I have something like a Brexit fatigue
Published on: April 30, 2019
“I have something like a Brexit fatigue”
Jean-Claude Juncker, President of the European Commission
– February 21, 2019
I know the feeling. The UK’s decision to leave the European Union in June 2016 represented the start of the longest continuous news event in British peace-time history. Of the 1034 days that have passed since the UK voted to leave the EU, there haven’t been more than a handful that were not dominated by Brexit. This shouldn’t really be a surprise. It touches everything – business, law, politics, security, agriculture, art, sport… the complexities, consequences and contradictions are endless.
This represents a unique challenge for media monitoring operations. How do we stay ahead of the curve, keeping our clients informed of the developments that matter to them, in real time – while keeping their desks clear of the unnecessary noise? At Crier we specialise in applying human analysis and scrutiny to the issues that affect our clients and partners. For too long, they’ve had to rely on automated tools that treat every piece of information the same, whether it’s a breaking news alert that could impact their bottom line, or their own press release. Systems that can’t distinguish between a live network news interview in which their regulator publicly slams their business, or their brand appearing as the answer in a game show. We represent the only way of cutting through this – applying human analysis, from experts in the field, to sorting the signal from the noise; curating a quality information flow for our clients.
Nowhere are these challenges more readily apparent than Brexit.
The only other instance where media coverage even comes close to the intensity and duration of Brexit are political campaigns, but they’re short, well-defined periods of time – a 100m sprint with the finish line always in sight. Brexit is a marathon. The world has yet to see a 1000 day election campaign, something for which I think we can all be thankful.
I must admit to a wry smile when a few weeks back I saw a Reuters headline [Rage within the machine: Brexit headline blizzard overloads FX algos – April 4, 2019]. Currency trading algorithms are struggling to cope with the volume of Brexit news, making it more expensive and risky to bet for or against sterling. Bear in mind these are supposedly the most advanced natural language processing systems in existence – trusted with making actual buy and sell decisions on a $5.1 trillion-a-day global market. With the best will in the world, and with the greatest respect, if they can’t see the wood for the trees, do you really think the algorithm that generates your morning clips package can?
It’s not just the raw quantity of news articles written about Brexit that can overwhelm automated systems (although it can and does), but the pace and tempo. That same Reuters article notes that the site is publishing up to 400 news headlines per day on Brexit alone, up from around 15 on British politics before the referendum. Indeed, Bloomberg ran over 1000 headlines on March 12th, when Theresa May’s withdrawal agreement was defeated for the second time. Would your comms team find it useful to receive 1400 email alerts in one day, all subtly different takes on the same subject? My guess would be no.

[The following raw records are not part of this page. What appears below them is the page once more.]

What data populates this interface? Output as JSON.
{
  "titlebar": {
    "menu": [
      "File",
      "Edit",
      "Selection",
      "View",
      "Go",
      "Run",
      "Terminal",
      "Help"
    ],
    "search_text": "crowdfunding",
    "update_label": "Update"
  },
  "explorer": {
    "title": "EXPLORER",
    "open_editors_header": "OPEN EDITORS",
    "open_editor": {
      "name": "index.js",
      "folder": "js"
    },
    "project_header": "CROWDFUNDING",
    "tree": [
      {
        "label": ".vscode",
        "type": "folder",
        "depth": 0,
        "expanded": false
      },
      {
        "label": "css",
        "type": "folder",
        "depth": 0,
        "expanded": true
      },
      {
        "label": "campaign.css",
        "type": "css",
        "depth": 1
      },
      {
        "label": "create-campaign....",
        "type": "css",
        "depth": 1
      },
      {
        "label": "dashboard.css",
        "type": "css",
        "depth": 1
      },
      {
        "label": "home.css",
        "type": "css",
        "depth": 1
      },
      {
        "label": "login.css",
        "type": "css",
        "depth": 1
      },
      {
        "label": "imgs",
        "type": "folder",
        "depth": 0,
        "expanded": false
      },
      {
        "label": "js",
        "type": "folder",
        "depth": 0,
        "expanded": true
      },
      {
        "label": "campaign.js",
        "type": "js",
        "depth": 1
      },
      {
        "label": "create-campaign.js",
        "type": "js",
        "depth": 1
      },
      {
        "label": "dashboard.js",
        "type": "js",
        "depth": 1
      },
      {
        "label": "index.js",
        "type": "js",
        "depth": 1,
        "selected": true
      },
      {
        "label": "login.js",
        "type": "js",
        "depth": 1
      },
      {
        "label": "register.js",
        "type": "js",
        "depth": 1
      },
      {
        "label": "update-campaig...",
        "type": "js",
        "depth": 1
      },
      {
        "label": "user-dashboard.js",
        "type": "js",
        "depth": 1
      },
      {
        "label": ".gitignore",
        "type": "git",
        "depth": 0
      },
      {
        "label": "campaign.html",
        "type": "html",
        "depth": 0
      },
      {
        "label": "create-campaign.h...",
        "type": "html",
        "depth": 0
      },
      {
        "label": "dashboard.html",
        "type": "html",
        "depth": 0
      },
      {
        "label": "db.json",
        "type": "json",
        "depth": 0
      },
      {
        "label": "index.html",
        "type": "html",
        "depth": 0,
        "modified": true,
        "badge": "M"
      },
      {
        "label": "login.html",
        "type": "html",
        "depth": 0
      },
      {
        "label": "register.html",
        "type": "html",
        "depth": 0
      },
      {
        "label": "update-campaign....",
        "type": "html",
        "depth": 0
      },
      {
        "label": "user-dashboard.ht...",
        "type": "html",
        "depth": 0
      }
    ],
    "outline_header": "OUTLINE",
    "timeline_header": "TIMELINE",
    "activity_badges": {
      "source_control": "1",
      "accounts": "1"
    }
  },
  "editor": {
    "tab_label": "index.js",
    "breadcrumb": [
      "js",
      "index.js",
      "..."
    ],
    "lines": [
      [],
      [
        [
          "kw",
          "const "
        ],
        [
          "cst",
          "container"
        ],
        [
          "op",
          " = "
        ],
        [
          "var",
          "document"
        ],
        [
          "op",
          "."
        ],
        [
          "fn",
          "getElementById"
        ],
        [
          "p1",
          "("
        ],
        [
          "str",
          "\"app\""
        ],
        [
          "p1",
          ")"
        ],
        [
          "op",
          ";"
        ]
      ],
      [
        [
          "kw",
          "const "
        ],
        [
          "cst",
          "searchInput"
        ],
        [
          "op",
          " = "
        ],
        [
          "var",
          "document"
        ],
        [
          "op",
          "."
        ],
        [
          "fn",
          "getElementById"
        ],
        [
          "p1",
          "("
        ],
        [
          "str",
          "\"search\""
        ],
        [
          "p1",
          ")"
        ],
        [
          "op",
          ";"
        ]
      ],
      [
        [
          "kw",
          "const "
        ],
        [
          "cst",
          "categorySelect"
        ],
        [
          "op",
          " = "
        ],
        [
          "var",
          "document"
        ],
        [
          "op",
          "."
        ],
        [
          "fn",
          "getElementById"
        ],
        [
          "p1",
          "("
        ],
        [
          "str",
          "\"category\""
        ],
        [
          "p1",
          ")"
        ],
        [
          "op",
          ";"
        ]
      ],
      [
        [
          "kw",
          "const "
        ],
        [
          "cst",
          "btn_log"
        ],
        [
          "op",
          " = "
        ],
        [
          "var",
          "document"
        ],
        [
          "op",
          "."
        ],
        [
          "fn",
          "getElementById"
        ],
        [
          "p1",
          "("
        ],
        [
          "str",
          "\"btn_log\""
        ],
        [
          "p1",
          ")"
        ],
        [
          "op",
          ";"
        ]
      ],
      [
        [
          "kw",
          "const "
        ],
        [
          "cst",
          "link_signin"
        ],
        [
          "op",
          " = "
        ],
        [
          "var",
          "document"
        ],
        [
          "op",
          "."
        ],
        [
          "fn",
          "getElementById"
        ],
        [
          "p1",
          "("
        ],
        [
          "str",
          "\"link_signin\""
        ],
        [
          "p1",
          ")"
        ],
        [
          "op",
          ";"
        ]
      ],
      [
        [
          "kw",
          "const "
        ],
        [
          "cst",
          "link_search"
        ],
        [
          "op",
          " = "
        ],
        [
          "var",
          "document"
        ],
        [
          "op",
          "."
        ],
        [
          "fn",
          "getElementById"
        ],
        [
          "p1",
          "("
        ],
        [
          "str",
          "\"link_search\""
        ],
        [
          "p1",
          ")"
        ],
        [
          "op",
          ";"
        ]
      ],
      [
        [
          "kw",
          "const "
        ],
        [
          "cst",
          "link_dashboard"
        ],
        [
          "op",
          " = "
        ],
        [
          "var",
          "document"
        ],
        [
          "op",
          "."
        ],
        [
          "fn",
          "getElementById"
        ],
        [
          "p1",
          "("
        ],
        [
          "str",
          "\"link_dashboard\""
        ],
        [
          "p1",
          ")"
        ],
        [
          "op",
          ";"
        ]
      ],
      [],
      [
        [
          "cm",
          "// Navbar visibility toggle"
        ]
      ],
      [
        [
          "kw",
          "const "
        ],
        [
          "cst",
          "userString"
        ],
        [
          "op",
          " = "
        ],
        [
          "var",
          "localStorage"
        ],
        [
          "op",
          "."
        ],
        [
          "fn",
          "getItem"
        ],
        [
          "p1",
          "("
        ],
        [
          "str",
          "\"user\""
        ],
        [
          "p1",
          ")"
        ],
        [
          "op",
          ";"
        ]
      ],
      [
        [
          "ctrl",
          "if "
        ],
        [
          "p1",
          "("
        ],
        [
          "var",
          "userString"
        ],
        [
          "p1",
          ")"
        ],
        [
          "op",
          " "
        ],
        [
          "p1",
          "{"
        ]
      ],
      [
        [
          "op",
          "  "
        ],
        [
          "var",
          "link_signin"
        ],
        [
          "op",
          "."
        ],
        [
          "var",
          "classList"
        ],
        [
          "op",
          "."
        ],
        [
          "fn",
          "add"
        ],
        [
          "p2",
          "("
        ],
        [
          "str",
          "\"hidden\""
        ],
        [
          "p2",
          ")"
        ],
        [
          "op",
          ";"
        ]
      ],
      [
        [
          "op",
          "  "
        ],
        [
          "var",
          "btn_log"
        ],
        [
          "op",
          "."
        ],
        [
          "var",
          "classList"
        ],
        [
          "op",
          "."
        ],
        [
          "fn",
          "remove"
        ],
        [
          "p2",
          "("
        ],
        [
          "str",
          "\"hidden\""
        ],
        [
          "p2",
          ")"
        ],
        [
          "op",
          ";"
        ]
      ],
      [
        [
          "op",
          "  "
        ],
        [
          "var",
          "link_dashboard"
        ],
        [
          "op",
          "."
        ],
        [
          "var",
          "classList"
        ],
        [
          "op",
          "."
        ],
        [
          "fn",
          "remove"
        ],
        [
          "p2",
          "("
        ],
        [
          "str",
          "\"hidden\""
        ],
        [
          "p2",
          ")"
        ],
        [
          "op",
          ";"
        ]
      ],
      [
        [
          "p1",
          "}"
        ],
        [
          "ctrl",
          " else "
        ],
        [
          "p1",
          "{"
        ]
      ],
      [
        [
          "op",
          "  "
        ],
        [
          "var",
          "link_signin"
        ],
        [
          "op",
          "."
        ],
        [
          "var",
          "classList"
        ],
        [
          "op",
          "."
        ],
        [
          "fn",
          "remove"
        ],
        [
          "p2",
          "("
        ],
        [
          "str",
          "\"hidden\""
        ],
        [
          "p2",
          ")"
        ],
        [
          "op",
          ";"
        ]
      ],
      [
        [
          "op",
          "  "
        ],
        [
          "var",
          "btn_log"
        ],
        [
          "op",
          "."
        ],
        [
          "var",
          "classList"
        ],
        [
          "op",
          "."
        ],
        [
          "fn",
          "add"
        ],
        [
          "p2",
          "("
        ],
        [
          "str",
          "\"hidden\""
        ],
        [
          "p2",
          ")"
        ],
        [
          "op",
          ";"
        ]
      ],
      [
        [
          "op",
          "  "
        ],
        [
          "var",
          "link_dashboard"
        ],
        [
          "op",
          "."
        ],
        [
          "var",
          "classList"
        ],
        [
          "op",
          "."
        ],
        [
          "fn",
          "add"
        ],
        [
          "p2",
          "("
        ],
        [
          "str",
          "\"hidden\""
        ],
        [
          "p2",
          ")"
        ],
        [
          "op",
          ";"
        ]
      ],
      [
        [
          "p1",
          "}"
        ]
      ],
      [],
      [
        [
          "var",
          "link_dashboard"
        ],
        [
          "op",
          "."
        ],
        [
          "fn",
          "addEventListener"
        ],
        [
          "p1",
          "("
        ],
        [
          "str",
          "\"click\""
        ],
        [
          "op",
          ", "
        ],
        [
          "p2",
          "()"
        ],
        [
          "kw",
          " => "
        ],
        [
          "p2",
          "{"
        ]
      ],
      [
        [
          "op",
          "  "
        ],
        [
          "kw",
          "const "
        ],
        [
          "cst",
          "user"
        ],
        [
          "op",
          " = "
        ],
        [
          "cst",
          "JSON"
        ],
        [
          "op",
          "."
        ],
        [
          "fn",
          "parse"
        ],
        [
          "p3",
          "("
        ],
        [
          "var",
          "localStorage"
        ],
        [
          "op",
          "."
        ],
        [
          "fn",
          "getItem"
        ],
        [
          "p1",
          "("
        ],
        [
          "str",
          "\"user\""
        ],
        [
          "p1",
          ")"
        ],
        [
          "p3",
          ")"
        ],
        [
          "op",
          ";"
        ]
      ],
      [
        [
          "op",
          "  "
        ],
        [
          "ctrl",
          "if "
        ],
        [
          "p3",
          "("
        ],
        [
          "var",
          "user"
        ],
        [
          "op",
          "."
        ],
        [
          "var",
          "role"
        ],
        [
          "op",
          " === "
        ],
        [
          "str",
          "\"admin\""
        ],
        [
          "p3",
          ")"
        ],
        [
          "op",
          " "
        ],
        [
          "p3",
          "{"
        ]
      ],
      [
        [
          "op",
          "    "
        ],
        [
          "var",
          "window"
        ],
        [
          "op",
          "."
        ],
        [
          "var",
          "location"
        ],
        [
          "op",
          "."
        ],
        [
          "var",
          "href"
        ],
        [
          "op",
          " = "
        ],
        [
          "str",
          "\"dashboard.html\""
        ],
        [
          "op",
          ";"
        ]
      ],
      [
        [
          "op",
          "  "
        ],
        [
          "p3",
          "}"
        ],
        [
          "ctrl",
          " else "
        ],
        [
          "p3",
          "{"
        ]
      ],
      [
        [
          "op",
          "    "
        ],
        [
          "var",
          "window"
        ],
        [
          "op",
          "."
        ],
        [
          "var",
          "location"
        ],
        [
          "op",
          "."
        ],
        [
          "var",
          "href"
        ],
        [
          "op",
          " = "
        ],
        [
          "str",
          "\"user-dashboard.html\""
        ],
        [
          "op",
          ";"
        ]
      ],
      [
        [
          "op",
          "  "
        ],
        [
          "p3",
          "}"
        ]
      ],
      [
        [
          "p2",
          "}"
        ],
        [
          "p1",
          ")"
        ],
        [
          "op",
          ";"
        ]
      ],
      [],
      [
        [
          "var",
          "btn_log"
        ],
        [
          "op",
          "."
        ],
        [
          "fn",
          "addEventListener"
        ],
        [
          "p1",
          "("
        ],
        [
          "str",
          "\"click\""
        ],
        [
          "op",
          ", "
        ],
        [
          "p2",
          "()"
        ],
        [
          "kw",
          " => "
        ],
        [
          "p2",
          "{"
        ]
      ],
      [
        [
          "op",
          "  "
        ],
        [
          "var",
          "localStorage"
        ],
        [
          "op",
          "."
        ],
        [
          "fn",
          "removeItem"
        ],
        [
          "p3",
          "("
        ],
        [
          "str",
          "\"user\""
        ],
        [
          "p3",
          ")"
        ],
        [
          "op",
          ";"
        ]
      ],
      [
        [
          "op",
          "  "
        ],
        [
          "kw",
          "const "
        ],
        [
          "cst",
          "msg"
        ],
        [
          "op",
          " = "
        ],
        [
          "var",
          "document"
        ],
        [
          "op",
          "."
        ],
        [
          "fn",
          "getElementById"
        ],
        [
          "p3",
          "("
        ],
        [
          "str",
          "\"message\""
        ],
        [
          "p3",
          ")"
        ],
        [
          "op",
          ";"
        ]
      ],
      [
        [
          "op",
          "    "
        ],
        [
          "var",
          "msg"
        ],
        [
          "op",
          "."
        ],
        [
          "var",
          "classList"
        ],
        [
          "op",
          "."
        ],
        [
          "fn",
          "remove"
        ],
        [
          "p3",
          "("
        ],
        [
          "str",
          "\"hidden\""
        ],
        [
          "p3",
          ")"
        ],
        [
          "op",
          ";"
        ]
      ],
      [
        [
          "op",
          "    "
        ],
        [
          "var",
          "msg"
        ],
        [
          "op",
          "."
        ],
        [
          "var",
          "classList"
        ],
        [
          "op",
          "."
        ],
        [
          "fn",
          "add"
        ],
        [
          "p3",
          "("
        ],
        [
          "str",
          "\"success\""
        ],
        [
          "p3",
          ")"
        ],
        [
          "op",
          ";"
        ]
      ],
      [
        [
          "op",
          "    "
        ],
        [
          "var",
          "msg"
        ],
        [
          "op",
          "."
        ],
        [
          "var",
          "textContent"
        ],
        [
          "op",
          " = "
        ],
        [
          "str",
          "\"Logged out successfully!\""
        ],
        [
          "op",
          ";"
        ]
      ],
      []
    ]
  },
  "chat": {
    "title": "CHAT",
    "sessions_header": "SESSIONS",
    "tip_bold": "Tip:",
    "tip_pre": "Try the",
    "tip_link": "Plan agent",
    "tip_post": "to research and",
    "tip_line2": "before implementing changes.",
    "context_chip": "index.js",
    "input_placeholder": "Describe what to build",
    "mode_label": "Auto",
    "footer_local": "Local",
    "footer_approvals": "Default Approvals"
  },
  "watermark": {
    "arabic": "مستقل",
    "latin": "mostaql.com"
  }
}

This isn’t just about the numbers. Brexit is politics, and the granular, complex and occasionally downright weird nuance of the Brexit debate means developments defy easy categorisation or interpretation. Reuters’ Saikat Chatterjee continues:
“Obscure British parliamentary procedures are now at the center of policymaking and people who typically would not feature in a computer trading models are suddenly taking center stage. John Bercow, the speaker of the House of Commons, for example, sent sterling skidding last month when he stopped May from bringing forward a vote on her deal … On November 6, Britain’s then Brexit Minister Dominic Raab, pushed the pound up simply by giving a “thumbs up” after a cabinet meeting — a visual cue that would outfox machines programmed to analyze words. Raab’s market-moving gesture came after the pound had fallen on a tweet warning of a no-deal Brexit from Jeffrey Donaldson, one of 10 Democratic Unionist Party lawmakers whose support May needs.”
Public affairs and PR firms wouldn’t dream of outsourcing to algorithms the advice they give. Their nuanced understanding of public policy and communications challenges their clients face is their USP; the very reason they’re hired in the first place. But by relying on automated tools for their information flow, I’d argue that’s exactly what they’re doing.
Furthermore, automated tools will allow you to convert your time and your effort into a product. Our service allows you to convert our time and our effort into your product, while you focus on the job your clients hired you to do.
In this way, Crier is a service unlike any other. We don’t do PR, and we don’t do public affairs. We do media monitoring, delivering to all of our clients the news — not the noise.